→ **Task objective**
Exclude the pictures; give every entry again exactly as written.

[Website and app data records]
▼

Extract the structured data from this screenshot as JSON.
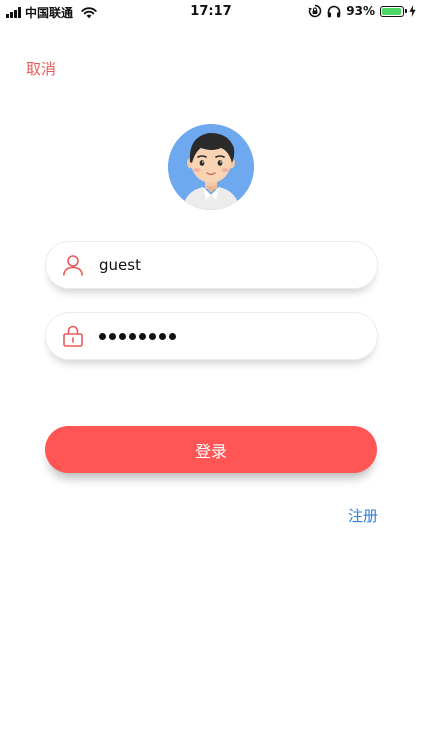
{
  "status_bar": {
    "carrier": "中国联通",
    "time": "17:17",
    "battery": "93%",
    "battery_level": 0.93,
    "icons": [
      "signal-icon",
      "wifi-icon",
      "rotation-lock-icon",
      "headphones-icon",
      "battery-icon",
      "charging-icon"
    ]
  },
  "header": {
    "cancel_label": "取消"
  },
  "avatar": {
    "icon": "user-avatar",
    "background_color": "#6ea8ef"
  },
  "form": {
    "username": {
      "icon": "user-icon",
      "value": "guest"
    },
    "password": {
      "icon": "lock-icon",
      "masked_length": 8
    }
  },
  "login_button": {
    "label": "登录",
    "color": "#ff5555"
  },
  "register_link": {
    "label": "注册",
    "color": "#2d7fd6"
  },
  "colors": {
    "accent": "#ff5555",
    "cancel": "#e95b5b",
    "link": "#2d7fd6"
  }
}
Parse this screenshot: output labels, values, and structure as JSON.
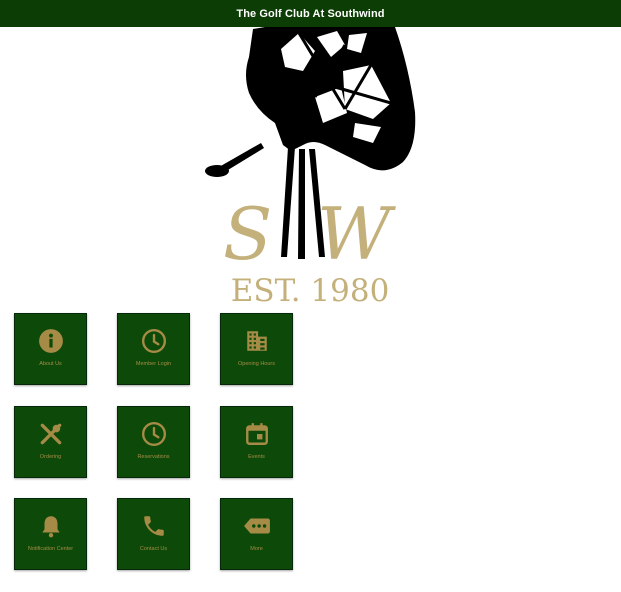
{
  "header": {
    "title": "The Golf Club At Southwind"
  },
  "logo": {
    "monogram_left": "S",
    "monogram_right": "W",
    "established": "EST. 1980"
  },
  "colors": {
    "header_bg": "#0b3d05",
    "tile_bg": "#0d4a0a",
    "gold": "#a58b45",
    "logo_gold": "#c4b07a"
  },
  "tiles": [
    {
      "label": "About Us",
      "icon": "info-icon"
    },
    {
      "label": "Member Login",
      "icon": "clock-icon"
    },
    {
      "label": "Opening Hours",
      "icon": "building-icon"
    },
    {
      "label": "Ordering",
      "icon": "utensils-icon"
    },
    {
      "label": "Reservations",
      "icon": "clock-icon"
    },
    {
      "label": "Events",
      "icon": "calendar-icon"
    },
    {
      "label": "Notification Center",
      "icon": "bell-icon"
    },
    {
      "label": "Contact Us",
      "icon": "phone-icon"
    },
    {
      "label": "More",
      "icon": "more-tag-icon"
    }
  ]
}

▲

→ **Finished exercise**
Extract the structured data from this screenshot as JSON.
{
  "status_bar": {
    "carrier": "中国联通",
    "time": "17:17",
    "battery": "93%",
    "battery_level": 0.93,
    "icons": [
      "signal-icon",
      "wifi-icon",
      "rotation-lock-icon",
      "headphones-icon",
      "battery-icon",
      "charging-icon"
    ]
  },
  "header": {
    "cancel_label": "取消"
  },
  "avatar": {
    "icon": "user-avatar",
    "background_color": "#6ea8ef"
  },
  "form": {
    "username": {
      "icon": "user-icon",
      "value": "guest"
    },
    "password": {
      "icon": "lock-icon",
      "masked_length": 8
    }
  },
  "login_button": {
    "label": "登录",
    "color": "#ff5555"
  },
  "register_link": {
    "label": "注册",
    "color": "#2d7fd6"
  },
  "colors": {
    "accent": "#ff5555",
    "cancel": "#e95b5b",
    "link": "#2d7fd6"
  }
}
Parse this screenshot: output labels, values, and structure as JSON.
{
  "header": {
    "title": "The Golf Club At Southwind"
  },
  "logo": {
    "monogram_left": "S",
    "monogram_right": "W",
    "established": "EST. 1980"
  },
  "colors": {
    "header_bg": "#0b3d05",
    "tile_bg": "#0d4a0a",
    "gold": "#a58b45",
    "logo_gold": "#c4b07a"
  },
  "tiles": [
    {
      "label": "About Us",
      "icon": "info-icon"
    },
    {
      "label": "Member Login",
      "icon": "clock-icon"
    },
    {
      "label": "Opening Hours",
      "icon": "building-icon"
    },
    {
      "label": "Ordering",
      "icon": "utensils-icon"
    },
    {
      "label": "Reservations",
      "icon": "clock-icon"
    },
    {
      "label": "Events",
      "icon": "calendar-icon"
    },
    {
      "label": "Notification Center",
      "icon": "bell-icon"
    },
    {
      "label": "Contact Us",
      "icon": "phone-icon"
    },
    {
      "label": "More",
      "icon": "more-tag-icon"
    }
  ]
}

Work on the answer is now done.